• **What to produce**
Lines that contain the string "Twitter" are the ones to list; copy all of them from the records.

• **Provided material**

+--

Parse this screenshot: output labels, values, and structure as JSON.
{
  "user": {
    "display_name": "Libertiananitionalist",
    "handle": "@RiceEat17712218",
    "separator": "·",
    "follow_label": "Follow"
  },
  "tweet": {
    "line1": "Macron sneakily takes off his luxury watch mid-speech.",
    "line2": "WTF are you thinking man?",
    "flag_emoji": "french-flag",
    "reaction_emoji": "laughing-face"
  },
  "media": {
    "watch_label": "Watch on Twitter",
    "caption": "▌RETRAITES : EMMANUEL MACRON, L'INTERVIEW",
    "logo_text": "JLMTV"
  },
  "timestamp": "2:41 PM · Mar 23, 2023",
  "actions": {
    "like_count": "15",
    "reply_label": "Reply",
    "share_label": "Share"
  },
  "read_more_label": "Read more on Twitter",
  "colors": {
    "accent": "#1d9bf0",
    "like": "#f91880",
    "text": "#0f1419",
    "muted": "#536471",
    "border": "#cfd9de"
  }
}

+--

• **Exercise result**
    "watch_label": "Watch on Twitter",
  "read_more_label": "Read more on Twitter",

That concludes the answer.